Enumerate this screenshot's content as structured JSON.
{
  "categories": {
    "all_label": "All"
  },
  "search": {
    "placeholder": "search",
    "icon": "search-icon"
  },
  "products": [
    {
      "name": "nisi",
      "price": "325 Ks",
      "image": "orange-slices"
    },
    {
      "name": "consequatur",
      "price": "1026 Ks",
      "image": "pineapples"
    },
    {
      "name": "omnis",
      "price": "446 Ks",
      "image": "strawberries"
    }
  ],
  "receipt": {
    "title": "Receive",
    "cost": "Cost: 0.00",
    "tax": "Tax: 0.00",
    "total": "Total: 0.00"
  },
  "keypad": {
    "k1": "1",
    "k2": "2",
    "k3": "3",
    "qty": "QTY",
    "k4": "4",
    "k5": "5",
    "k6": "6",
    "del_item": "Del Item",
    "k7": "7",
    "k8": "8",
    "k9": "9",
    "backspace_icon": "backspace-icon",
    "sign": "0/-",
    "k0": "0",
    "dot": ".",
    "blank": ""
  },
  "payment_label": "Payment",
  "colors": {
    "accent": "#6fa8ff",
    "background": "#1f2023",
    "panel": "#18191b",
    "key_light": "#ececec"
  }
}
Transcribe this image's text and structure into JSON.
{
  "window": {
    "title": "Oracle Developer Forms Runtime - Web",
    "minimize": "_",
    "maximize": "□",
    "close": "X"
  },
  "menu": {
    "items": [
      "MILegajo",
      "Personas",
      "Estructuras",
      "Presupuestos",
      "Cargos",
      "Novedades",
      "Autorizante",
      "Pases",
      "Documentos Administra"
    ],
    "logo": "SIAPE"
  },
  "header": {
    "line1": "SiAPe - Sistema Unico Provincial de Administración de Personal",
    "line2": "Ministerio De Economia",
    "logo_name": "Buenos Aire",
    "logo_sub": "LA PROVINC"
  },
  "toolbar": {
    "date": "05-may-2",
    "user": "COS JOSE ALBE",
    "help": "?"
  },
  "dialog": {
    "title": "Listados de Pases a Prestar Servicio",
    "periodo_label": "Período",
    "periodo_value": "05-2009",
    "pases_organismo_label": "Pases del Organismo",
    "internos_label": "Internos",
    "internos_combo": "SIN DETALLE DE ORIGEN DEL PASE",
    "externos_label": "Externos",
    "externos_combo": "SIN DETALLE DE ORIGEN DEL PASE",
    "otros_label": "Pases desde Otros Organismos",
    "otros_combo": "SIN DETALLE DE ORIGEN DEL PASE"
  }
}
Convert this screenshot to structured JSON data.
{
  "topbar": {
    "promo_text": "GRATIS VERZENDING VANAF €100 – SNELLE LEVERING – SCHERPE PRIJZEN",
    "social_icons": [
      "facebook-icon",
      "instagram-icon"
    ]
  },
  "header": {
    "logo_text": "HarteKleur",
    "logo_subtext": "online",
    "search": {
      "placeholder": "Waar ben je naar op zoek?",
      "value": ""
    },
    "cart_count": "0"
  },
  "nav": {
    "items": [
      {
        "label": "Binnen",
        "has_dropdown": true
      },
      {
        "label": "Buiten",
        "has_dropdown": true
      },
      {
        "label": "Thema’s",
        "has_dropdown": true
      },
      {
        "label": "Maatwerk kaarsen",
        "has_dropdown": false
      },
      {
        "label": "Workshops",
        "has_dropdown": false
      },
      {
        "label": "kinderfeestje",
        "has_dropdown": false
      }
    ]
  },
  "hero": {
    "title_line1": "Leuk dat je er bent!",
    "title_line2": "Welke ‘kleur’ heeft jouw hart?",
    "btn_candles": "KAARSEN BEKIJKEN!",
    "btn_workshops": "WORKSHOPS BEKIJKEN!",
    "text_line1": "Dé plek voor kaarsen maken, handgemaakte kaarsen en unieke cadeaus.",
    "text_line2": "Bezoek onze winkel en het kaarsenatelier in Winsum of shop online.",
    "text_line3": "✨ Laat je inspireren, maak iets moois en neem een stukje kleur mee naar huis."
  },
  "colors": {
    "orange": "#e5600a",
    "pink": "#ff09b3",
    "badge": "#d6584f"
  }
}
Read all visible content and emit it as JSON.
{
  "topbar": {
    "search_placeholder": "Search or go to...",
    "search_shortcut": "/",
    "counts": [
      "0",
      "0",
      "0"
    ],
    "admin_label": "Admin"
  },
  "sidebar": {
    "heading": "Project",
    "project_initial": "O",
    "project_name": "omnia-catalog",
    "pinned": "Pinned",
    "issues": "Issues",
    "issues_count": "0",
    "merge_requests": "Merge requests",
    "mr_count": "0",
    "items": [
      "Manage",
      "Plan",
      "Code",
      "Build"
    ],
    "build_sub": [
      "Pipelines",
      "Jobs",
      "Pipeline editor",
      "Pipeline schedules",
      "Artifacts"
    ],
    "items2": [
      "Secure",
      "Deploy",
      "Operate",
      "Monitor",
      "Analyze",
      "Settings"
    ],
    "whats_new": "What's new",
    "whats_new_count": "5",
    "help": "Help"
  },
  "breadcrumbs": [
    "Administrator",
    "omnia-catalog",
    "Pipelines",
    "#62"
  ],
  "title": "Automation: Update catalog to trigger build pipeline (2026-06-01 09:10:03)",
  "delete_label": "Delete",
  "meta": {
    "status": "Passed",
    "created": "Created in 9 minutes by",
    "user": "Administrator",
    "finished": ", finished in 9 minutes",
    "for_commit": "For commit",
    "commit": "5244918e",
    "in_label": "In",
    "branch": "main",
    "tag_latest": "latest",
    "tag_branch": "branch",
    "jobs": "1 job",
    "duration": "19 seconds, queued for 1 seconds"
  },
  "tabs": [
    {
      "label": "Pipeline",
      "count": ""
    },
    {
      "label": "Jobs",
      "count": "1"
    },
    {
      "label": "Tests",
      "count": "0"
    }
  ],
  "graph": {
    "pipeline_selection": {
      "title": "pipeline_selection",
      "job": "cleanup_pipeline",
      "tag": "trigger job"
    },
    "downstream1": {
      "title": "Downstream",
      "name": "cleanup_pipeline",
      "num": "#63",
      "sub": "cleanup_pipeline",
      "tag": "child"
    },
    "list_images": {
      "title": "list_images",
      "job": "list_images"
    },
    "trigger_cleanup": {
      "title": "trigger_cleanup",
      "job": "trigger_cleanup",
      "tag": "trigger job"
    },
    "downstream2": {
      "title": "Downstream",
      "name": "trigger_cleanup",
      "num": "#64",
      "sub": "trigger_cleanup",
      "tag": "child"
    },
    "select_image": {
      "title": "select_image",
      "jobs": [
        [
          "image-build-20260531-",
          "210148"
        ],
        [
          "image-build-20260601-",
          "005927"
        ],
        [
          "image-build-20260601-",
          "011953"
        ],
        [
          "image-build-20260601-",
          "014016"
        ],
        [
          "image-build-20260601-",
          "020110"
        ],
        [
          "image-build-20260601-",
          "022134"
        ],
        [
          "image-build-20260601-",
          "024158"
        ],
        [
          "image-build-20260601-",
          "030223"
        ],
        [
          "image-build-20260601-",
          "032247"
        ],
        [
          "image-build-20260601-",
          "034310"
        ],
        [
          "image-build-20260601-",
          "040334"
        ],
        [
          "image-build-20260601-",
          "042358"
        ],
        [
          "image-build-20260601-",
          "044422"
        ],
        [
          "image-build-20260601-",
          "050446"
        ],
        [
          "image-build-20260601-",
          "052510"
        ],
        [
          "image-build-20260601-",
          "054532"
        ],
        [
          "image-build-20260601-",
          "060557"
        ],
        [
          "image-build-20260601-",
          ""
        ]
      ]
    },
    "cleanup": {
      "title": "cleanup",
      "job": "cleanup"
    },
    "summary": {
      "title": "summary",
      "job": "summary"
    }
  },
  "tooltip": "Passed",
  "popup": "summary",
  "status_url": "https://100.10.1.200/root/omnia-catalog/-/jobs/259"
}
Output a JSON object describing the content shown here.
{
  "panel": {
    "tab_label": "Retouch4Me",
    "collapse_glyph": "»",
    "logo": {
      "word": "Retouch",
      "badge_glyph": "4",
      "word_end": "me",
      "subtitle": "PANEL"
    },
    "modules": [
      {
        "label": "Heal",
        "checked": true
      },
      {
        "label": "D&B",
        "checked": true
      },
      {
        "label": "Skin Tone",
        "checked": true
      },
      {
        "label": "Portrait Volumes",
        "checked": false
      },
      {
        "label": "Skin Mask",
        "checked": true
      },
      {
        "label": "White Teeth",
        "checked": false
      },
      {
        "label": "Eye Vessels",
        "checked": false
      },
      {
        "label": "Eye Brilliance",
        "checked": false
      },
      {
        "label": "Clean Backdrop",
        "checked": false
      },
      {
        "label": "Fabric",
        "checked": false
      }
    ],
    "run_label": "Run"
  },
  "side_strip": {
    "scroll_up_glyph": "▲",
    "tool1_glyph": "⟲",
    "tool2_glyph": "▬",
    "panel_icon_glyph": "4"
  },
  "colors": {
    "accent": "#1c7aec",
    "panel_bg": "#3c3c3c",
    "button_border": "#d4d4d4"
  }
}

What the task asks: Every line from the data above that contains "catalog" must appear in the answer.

Task answer:
    "project_name": "omnia-catalog",
    "omnia-catalog",
  "title": "Automation: Update catalog to trigger build pipeline (2026-06-01 09:10:03)",
  "status_url": "https://100.10.1.200/root/omnia-catalog/-/jobs/259"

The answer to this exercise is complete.